▸ **Work request**: Figure out the number of lines in the entries that hold the string "this", then give that number and nothing else.
<<<<
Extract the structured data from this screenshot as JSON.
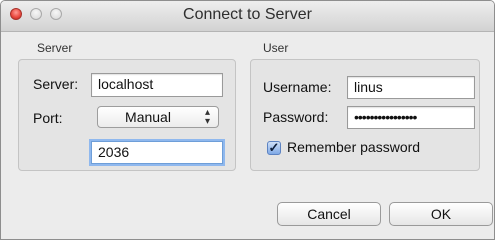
{
  "window": {
    "title": "Connect to Server"
  },
  "server_group": {
    "title": "Server",
    "server_label": "Server:",
    "server_value": "localhost",
    "port_label": "Port:",
    "port_mode": "Manual",
    "port_value": "2036"
  },
  "user_group": {
    "title": "User",
    "username_label": "Username:",
    "username_value": "linus",
    "password_label": "Password:",
    "password_value": "••••••••••••••••",
    "remember_label": "Remember password",
    "remember_checked": true
  },
  "buttons": {
    "cancel": "Cancel",
    "ok": "OK"
  },
  "icons": {
    "close": "close-icon",
    "minimize": "minimize-icon",
    "zoom": "zoom-icon",
    "checkbox": "checkmark-icon",
    "popup": "updown-arrows-icon"
  },
  "colors": {
    "focus_ring": "#8fb8ee",
    "close_button": "#e8463c",
    "checkbox_fill": "#7fa9e6"
  }
}
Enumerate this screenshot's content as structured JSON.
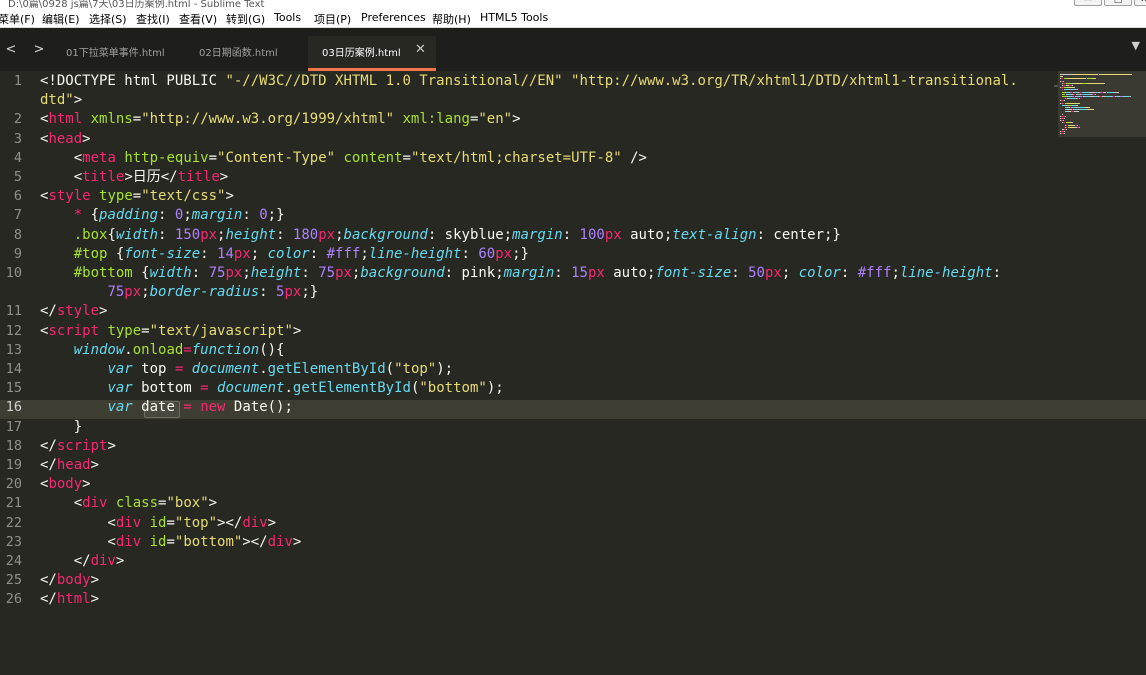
{
  "window": {
    "title": "D:\\0篇\\0928 js篇\\7天\\03日历案例.html - Sublime Text",
    "minimize": "—",
    "maximize": "□",
    "close": "✕"
  },
  "menu": [
    "菜单(F)",
    "编辑(E)",
    "选择(S)",
    "查找(I)",
    "查看(V)",
    "转到(G)",
    "Tools",
    "项目(P)",
    "Preferences",
    "帮助(H)",
    "HTML5 Tools"
  ],
  "nav": {
    "back": "<",
    "forward": ">",
    "tab_list": "▼"
  },
  "tabs": [
    {
      "label": "01下拉菜单事件.html",
      "active": false
    },
    {
      "label": "02日期函数.html",
      "active": false
    },
    {
      "label": "03日历案例.html",
      "active": true,
      "close": "✕"
    }
  ],
  "editor": {
    "current_line": 16,
    "line_numbers": [
      "1",
      "",
      "2",
      "3",
      "4",
      "5",
      "6",
      "7",
      "8",
      "9",
      "10",
      "",
      "11",
      "12",
      "13",
      "14",
      "15",
      "16",
      "17",
      "18",
      "19",
      "20",
      "21",
      "22",
      "23",
      "24",
      "25",
      "26"
    ],
    "code": [
      [
        [
          "",
          "<!DOCTYPE html PUBLIC "
        ],
        [
          "s",
          "\"-//W3C//DTD XHTML 1.0 Transitional//EN\""
        ],
        [
          "",
          " "
        ],
        [
          "s",
          "\"http://www.w3.org/TR/xhtml1/DTD/xhtml1-transitional."
        ]
      ],
      [
        [
          "s",
          "dtd\""
        ],
        [
          "",
          ">"
        ]
      ],
      [
        [
          "",
          "<"
        ],
        [
          "k",
          "html"
        ],
        [
          "",
          " "
        ],
        [
          "a",
          "xmlns"
        ],
        [
          "",
          "="
        ],
        [
          "s",
          "\"http://www.w3.org/1999/xhtml\""
        ],
        [
          "",
          " "
        ],
        [
          "a",
          "xml:lang"
        ],
        [
          "",
          "="
        ],
        [
          "s",
          "\"en\""
        ],
        [
          "",
          ">"
        ]
      ],
      [
        [
          "",
          "<"
        ],
        [
          "k",
          "head"
        ],
        [
          "",
          ">"
        ]
      ],
      [
        [
          "",
          "    <"
        ],
        [
          "k",
          "meta"
        ],
        [
          "",
          " "
        ],
        [
          "a",
          "http-equiv"
        ],
        [
          "",
          "="
        ],
        [
          "s",
          "\"Content-Type\""
        ],
        [
          "",
          " "
        ],
        [
          "a",
          "content"
        ],
        [
          "",
          "="
        ],
        [
          "s",
          "\"text/html;charset=UTF-8\""
        ],
        [
          "",
          " />"
        ]
      ],
      [
        [
          "",
          "    <"
        ],
        [
          "k",
          "title"
        ],
        [
          "",
          ">日历</"
        ],
        [
          "k",
          "title"
        ],
        [
          "",
          ">"
        ]
      ],
      [
        [
          "",
          "<"
        ],
        [
          "k",
          "style"
        ],
        [
          "",
          " "
        ],
        [
          "a",
          "type"
        ],
        [
          "",
          "="
        ],
        [
          "s",
          "\"text/css\""
        ],
        [
          "",
          ">"
        ]
      ],
      [
        [
          "",
          "    "
        ],
        [
          "k",
          "*"
        ],
        [
          "",
          " {"
        ],
        [
          "p",
          "padding"
        ],
        [
          "",
          ": "
        ],
        [
          "n",
          "0"
        ],
        [
          "",
          ";"
        ],
        [
          "p",
          "margin"
        ],
        [
          "",
          ": "
        ],
        [
          "n",
          "0"
        ],
        [
          "",
          ";}"
        ]
      ],
      [
        [
          "",
          "    "
        ],
        [
          "a",
          ".box"
        ],
        [
          "",
          "{"
        ],
        [
          "p",
          "width"
        ],
        [
          "",
          ": "
        ],
        [
          "n",
          "150"
        ],
        [
          "k",
          "px"
        ],
        [
          "",
          ";"
        ],
        [
          "p",
          "height"
        ],
        [
          "",
          ": "
        ],
        [
          "n",
          "180"
        ],
        [
          "k",
          "px"
        ],
        [
          "",
          ";"
        ],
        [
          "p",
          "background"
        ],
        [
          "",
          ": skyblue;"
        ],
        [
          "p",
          "margin"
        ],
        [
          "",
          ": "
        ],
        [
          "n",
          "100"
        ],
        [
          "k",
          "px"
        ],
        [
          "",
          " auto;"
        ],
        [
          "p",
          "text-align"
        ],
        [
          "",
          ": center;}"
        ]
      ],
      [
        [
          "",
          "    "
        ],
        [
          "a",
          "#top"
        ],
        [
          "",
          " {"
        ],
        [
          "p",
          "font-size"
        ],
        [
          "",
          ": "
        ],
        [
          "n",
          "14"
        ],
        [
          "k",
          "px"
        ],
        [
          "",
          "; "
        ],
        [
          "p",
          "color"
        ],
        [
          "",
          ": "
        ],
        [
          "n",
          "#fff"
        ],
        [
          "",
          ";"
        ],
        [
          "p",
          "line-height"
        ],
        [
          "",
          ": "
        ],
        [
          "n",
          "60"
        ],
        [
          "k",
          "px"
        ],
        [
          "",
          ";}"
        ]
      ],
      [
        [
          "",
          "    "
        ],
        [
          "a",
          "#bottom"
        ],
        [
          "",
          " {"
        ],
        [
          "p",
          "width"
        ],
        [
          "",
          ": "
        ],
        [
          "n",
          "75"
        ],
        [
          "k",
          "px"
        ],
        [
          "",
          ";"
        ],
        [
          "p",
          "height"
        ],
        [
          "",
          ": "
        ],
        [
          "n",
          "75"
        ],
        [
          "k",
          "px"
        ],
        [
          "",
          ";"
        ],
        [
          "p",
          "background"
        ],
        [
          "",
          ": pink;"
        ],
        [
          "p",
          "margin"
        ],
        [
          "",
          ": "
        ],
        [
          "n",
          "15"
        ],
        [
          "k",
          "px"
        ],
        [
          "",
          " auto;"
        ],
        [
          "p",
          "font-size"
        ],
        [
          "",
          ": "
        ],
        [
          "n",
          "50"
        ],
        [
          "k",
          "px"
        ],
        [
          "",
          "; "
        ],
        [
          "p",
          "color"
        ],
        [
          "",
          ": "
        ],
        [
          "n",
          "#fff"
        ],
        [
          "",
          ";"
        ],
        [
          "p",
          "line-height"
        ],
        [
          "",
          ":"
        ]
      ],
      [
        [
          "",
          "        "
        ],
        [
          "n",
          "75"
        ],
        [
          "k",
          "px"
        ],
        [
          "",
          ";"
        ],
        [
          "p",
          "border-radius"
        ],
        [
          "",
          ": "
        ],
        [
          "n",
          "5"
        ],
        [
          "k",
          "px"
        ],
        [
          "",
          ";}"
        ]
      ],
      [
        [
          "",
          "</"
        ],
        [
          "k",
          "style"
        ],
        [
          "",
          ">"
        ]
      ],
      [
        [
          "",
          "<"
        ],
        [
          "k",
          "script"
        ],
        [
          "",
          " "
        ],
        [
          "a",
          "type"
        ],
        [
          "",
          "="
        ],
        [
          "s",
          "\"text/javascript\""
        ],
        [
          "",
          ">"
        ]
      ],
      [
        [
          "",
          "    "
        ],
        [
          "p",
          "window"
        ],
        [
          "",
          "."
        ],
        [
          "a",
          "onload"
        ],
        [
          "k",
          "="
        ],
        [
          "p",
          "function"
        ],
        [
          "",
          "(){"
        ]
      ],
      [
        [
          "",
          "        "
        ],
        [
          "p",
          "var"
        ],
        [
          "",
          " top "
        ],
        [
          "k",
          "="
        ],
        [
          "",
          " "
        ],
        [
          "p",
          "document"
        ],
        [
          "",
          "."
        ],
        [
          "f",
          "getElementById"
        ],
        [
          "",
          "("
        ],
        [
          "s",
          "\"top\""
        ],
        [
          "",
          ");"
        ]
      ],
      [
        [
          "",
          "        "
        ],
        [
          "p",
          "var"
        ],
        [
          "",
          " bottom "
        ],
        [
          "k",
          "="
        ],
        [
          "",
          " "
        ],
        [
          "p",
          "document"
        ],
        [
          "",
          "."
        ],
        [
          "f",
          "getElementById"
        ],
        [
          "",
          "("
        ],
        [
          "s",
          "\"bottom\""
        ],
        [
          "",
          ");"
        ]
      ],
      [
        [
          "",
          "        "
        ],
        [
          "p",
          "var"
        ],
        [
          "",
          " date "
        ],
        [
          "k",
          "="
        ],
        [
          "",
          " "
        ],
        [
          "k",
          "new"
        ],
        [
          "",
          " Date();"
        ]
      ],
      [
        [
          "",
          "    }"
        ]
      ],
      [
        [
          "",
          "</"
        ],
        [
          "k",
          "script"
        ],
        [
          "",
          ">"
        ]
      ],
      [
        [
          "",
          "</"
        ],
        [
          "k",
          "head"
        ],
        [
          "",
          ">"
        ]
      ],
      [
        [
          "",
          "<"
        ],
        [
          "k",
          "body"
        ],
        [
          "",
          ">"
        ]
      ],
      [
        [
          "",
          "    <"
        ],
        [
          "k",
          "div"
        ],
        [
          "",
          " "
        ],
        [
          "a",
          "class"
        ],
        [
          "",
          "="
        ],
        [
          "s",
          "\"box\""
        ],
        [
          "",
          ">"
        ]
      ],
      [
        [
          "",
          "        <"
        ],
        [
          "k",
          "div"
        ],
        [
          "",
          " "
        ],
        [
          "a",
          "id"
        ],
        [
          "",
          "="
        ],
        [
          "s",
          "\"top\""
        ],
        [
          "",
          "></"
        ],
        [
          "k",
          "div"
        ],
        [
          "",
          ">"
        ]
      ],
      [
        [
          "",
          "        <"
        ],
        [
          "k",
          "div"
        ],
        [
          "",
          " "
        ],
        [
          "a",
          "id"
        ],
        [
          "",
          "="
        ],
        [
          "s",
          "\"bottom\""
        ],
        [
          "",
          "></"
        ],
        [
          "k",
          "div"
        ],
        [
          "",
          ">"
        ]
      ],
      [
        [
          "",
          "    </"
        ],
        [
          "k",
          "div"
        ],
        [
          "",
          ">"
        ]
      ],
      [
        [
          "",
          "</"
        ],
        [
          "k",
          "body"
        ],
        [
          "",
          ">"
        ]
      ],
      [
        [
          "",
          "</"
        ],
        [
          "k",
          "html"
        ],
        [
          "",
          ">"
        ]
      ]
    ]
  }
}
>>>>
▸ **Solution below**: 2